All effective leaders desire an engaged culture and place that as an indicator of progress toward cultural enhancement in all areas of the business, not just safety.
I've never seen a "blame the worker" mindset create high-level safety performance--especially with repeating problems.
No certified inspector ever performed an internal inspection of the failed vessel during the six years it was in use, according to CSB's video.
It's critical that strategic leaders bridge, not create nor perpetuate, the initially apparent gulf between older and younger workers.
The NFPA report confirms the predicted 30 percent reduction since 2003 in deaths attributed to smoking-materials fires.
You've got to fix the bones of a house before finishing carpentry and cosmetics.
It is critical not to separate out a single level of leadership for development opportunities.
Practical training for supervisors and managers should both inspire and provide them with tangible skills for making real change occur.
"We hit a sweet spot. We'll be here for the long haul," Honeywell Life Safety President Mark Levy said Sept. 18.
Great leaders choose an improvement direction after it is clear to them and those who support it precisely where they are going.
I've seen many companies accomplish a lot and then get stuck in place patting themselves on their own backs.
Safety is notoriously focused on what not to do with increasing rules and a heavier emphasis on progressive discipline than progressive recognition.
"With one small exception, our decision today brings to an end much of the permanent warfare surrounding the HOS rules."
Begin by scoping out what actually works. Appearances can be deceiving.
FDA will be working with EPA to facilitate the development of an organic treatment that would kill Salmonella and other harmful organisms.
It is possible to successfully work your process and be working on the wrong things.
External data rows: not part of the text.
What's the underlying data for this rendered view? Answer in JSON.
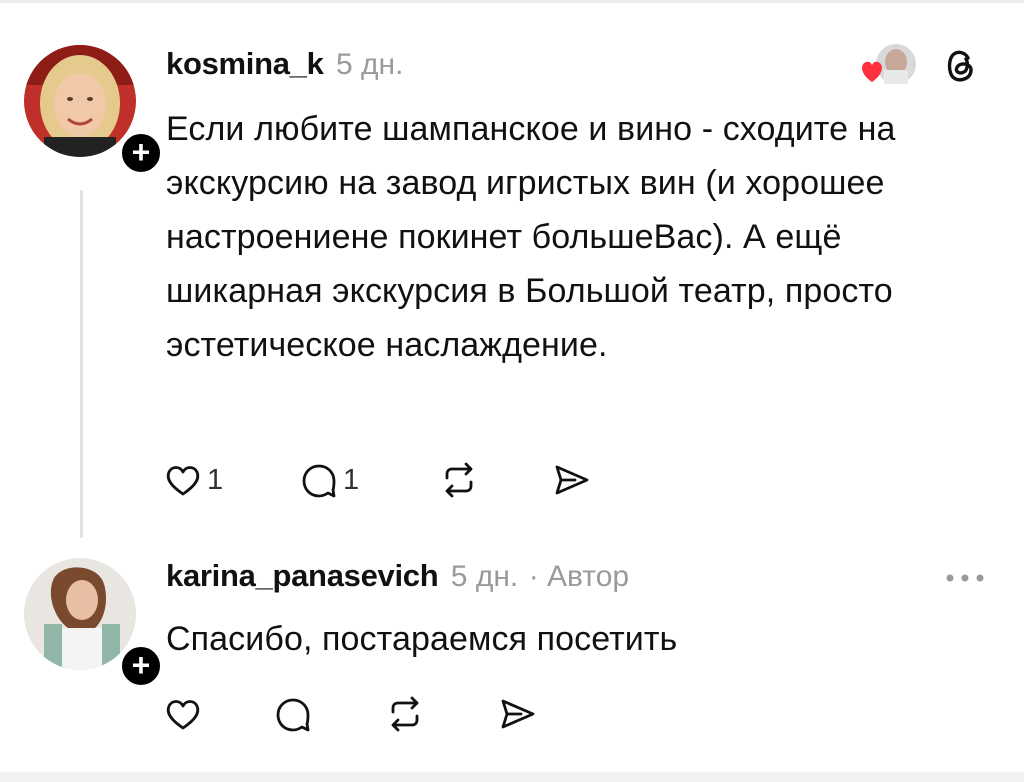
{
  "posts": [
    {
      "username": "kosmina_k",
      "time": "5 дн.",
      "author_tag": "",
      "text": "Если любите шампанское и вино - сходите на экскурсию на завод игристых вин (и хорошее настроениене покинет большеВас). А ещё шикарная экскурсия в Большой театр, просто эстетическое наслаждение.",
      "like_count": "1",
      "reply_count": "1",
      "follow_symbol": "+"
    },
    {
      "username": "karina_panasevich",
      "time": "5 дн.",
      "author_tag": "· Автор",
      "text": "Спасибо, постараемся посетить",
      "like_count": "",
      "reply_count": "",
      "follow_symbol": "+"
    }
  ],
  "colors": {
    "liked_heart": "#ff3040",
    "meta_gray": "#9a9a9a",
    "text": "#111111",
    "badge": "#000000"
  },
  "icons": [
    "heart-icon",
    "comment-icon",
    "repost-icon",
    "share-icon",
    "threads-logo-icon",
    "more-icon",
    "liked-heart-icon"
  ]
}
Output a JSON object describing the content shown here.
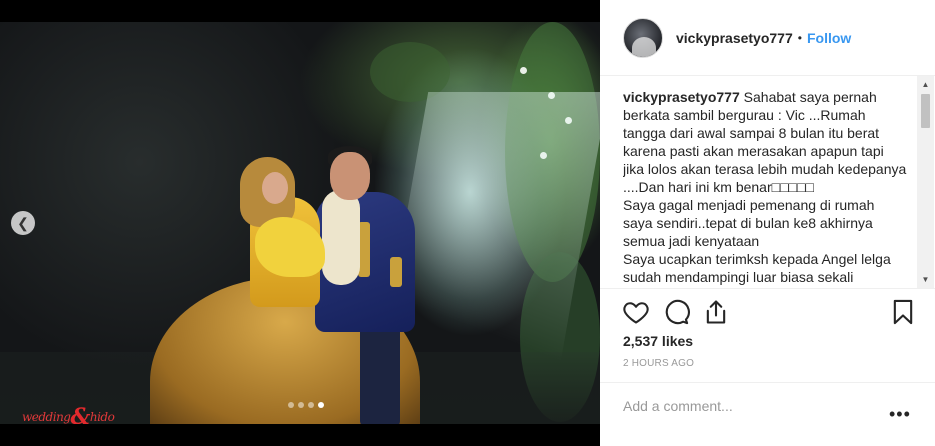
{
  "post": {
    "username": "vickyprasetyo777",
    "separator": "•",
    "follow_label": "Follow",
    "caption_lines": [
      "Sahabat saya pernah berkata sambil bergurau : Vic ...Rumah tangga dari awal sampai 8 bulan itu berat karena pasti akan merasakan apapun tapi jika lolos akan terasa lebih mudah kedepanya ....Dan hari ini km benar□□□□□",
      "Saya gagal menjadi pemenang di rumah saya sendiri..tepat di bulan ke8 akhirnya semua jadi kenyataan",
      "Saya ucapkan terimksh kepada Angel lelga sudah mendampingi luar biasa sekali"
    ],
    "likes": "2,537 likes",
    "time": "2 HOURS AGO",
    "comment_placeholder": "Add a comment...",
    "more_label": "•••"
  },
  "media": {
    "watermark_left": "wedding",
    "watermark_amp": "&",
    "watermark_right": "hido",
    "prev_icon": "chevron-left-icon",
    "carousel_count": 4,
    "carousel_active": 4
  },
  "icons": {
    "like": "heart-icon",
    "comment": "comment-icon",
    "share": "share-icon",
    "save": "bookmark-icon",
    "scroll_up": "scroll-up-arrow-icon",
    "scroll_down": "scroll-down-arrow-icon"
  },
  "colors": {
    "accent": "#3897f0",
    "text": "#262626",
    "muted": "#999999",
    "watermark": "#e0393a"
  }
}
I've found that Ethos, however well-intentioned, has limited appeal to those who are caught in ferociously competitive pressures, who feel they have to do whatever they must to survive.
Assessing the current culture and systems without a strategy or destination in mind is to perpetuate program-of-the-month experiences and effort-for-the-sake-of-effort thinking.
Bemoaning what's happened is a waste of energy, but what's even worse is continuing to stay stuck in mindsets that have topped out.
A successful process needs a team representing the interests of the population to make the important decisions of improving process and safety.